WORKING DATA:
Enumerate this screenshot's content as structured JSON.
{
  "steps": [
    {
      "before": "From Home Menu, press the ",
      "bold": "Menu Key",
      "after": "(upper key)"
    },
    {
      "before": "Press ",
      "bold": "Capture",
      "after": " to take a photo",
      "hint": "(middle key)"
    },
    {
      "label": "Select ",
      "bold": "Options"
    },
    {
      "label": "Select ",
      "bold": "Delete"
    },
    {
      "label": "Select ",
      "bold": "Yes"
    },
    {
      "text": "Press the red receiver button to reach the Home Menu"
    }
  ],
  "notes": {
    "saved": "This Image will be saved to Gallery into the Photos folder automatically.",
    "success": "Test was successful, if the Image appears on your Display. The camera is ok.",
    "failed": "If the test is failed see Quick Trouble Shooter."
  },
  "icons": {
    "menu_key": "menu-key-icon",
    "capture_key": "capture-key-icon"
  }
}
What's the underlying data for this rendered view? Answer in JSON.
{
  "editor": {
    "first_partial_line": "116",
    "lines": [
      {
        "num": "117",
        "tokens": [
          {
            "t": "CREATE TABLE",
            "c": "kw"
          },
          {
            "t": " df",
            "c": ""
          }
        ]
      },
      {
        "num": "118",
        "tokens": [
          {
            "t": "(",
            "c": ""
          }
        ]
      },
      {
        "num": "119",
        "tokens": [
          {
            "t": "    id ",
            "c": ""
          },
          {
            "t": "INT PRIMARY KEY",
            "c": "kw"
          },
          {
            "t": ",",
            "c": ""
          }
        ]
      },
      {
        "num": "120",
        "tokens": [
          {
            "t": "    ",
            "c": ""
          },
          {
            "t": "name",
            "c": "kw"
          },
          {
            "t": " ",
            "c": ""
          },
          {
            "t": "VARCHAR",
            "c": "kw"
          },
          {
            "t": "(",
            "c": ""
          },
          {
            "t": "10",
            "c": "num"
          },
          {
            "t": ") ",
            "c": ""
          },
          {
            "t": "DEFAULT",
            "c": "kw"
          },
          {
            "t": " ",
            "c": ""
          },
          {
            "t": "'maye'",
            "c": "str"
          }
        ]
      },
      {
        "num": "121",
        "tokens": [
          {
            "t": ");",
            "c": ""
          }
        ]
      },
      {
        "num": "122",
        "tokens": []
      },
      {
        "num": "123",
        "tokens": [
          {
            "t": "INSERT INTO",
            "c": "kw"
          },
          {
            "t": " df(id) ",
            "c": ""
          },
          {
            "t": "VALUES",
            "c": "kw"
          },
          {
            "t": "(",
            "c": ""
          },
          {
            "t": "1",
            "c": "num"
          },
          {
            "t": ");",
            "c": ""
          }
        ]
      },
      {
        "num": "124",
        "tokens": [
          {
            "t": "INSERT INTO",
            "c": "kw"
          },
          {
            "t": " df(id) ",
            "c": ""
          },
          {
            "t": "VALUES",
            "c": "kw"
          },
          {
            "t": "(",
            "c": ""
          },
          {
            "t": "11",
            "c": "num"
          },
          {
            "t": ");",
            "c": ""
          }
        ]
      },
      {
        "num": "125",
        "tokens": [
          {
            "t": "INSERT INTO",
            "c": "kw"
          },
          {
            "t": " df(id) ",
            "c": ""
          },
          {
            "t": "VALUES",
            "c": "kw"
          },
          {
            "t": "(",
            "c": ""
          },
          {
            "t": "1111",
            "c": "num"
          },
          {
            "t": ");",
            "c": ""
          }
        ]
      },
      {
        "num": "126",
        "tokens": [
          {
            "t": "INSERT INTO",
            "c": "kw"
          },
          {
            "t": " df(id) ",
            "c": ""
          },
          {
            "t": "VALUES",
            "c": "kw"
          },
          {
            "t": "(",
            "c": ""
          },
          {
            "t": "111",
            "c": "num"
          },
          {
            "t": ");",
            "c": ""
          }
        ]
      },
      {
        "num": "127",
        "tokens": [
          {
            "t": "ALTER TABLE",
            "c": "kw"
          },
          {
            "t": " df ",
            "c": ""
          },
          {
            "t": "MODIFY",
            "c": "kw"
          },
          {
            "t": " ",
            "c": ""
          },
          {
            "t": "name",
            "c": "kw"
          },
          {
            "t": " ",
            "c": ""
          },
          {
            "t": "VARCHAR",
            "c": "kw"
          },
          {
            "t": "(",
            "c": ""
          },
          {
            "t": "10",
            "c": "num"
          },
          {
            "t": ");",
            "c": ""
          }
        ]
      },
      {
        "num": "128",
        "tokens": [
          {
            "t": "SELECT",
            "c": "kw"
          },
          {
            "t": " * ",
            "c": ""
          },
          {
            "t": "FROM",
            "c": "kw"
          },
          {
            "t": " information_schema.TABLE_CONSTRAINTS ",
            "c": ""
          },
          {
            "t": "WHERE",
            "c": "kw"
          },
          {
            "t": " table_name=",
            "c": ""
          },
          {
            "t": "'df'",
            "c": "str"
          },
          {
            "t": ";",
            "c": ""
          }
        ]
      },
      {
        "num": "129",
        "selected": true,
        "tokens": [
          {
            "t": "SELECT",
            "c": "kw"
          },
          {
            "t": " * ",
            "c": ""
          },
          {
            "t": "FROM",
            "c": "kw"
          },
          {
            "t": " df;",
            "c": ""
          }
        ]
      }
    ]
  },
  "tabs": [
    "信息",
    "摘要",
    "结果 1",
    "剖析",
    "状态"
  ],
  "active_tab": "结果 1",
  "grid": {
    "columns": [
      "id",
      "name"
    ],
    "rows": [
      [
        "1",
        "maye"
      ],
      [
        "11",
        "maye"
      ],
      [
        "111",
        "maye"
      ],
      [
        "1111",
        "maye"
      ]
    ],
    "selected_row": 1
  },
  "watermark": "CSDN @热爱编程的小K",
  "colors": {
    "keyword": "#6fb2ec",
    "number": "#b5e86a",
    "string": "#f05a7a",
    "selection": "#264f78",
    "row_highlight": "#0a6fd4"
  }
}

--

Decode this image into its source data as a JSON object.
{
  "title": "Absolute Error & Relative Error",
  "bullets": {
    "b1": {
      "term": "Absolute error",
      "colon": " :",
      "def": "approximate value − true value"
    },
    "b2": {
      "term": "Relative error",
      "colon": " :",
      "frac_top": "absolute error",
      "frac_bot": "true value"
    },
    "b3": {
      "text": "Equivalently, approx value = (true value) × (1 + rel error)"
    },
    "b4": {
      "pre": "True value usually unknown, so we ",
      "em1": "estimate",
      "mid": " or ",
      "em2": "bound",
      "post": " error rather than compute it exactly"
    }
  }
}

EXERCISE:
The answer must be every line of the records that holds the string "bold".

FINISHED TASK:
      "bold": "Menu Key",
      "bold": "Capture",
      "bold": "Options"
      "bold": "Delete"
      "bold": "Yes"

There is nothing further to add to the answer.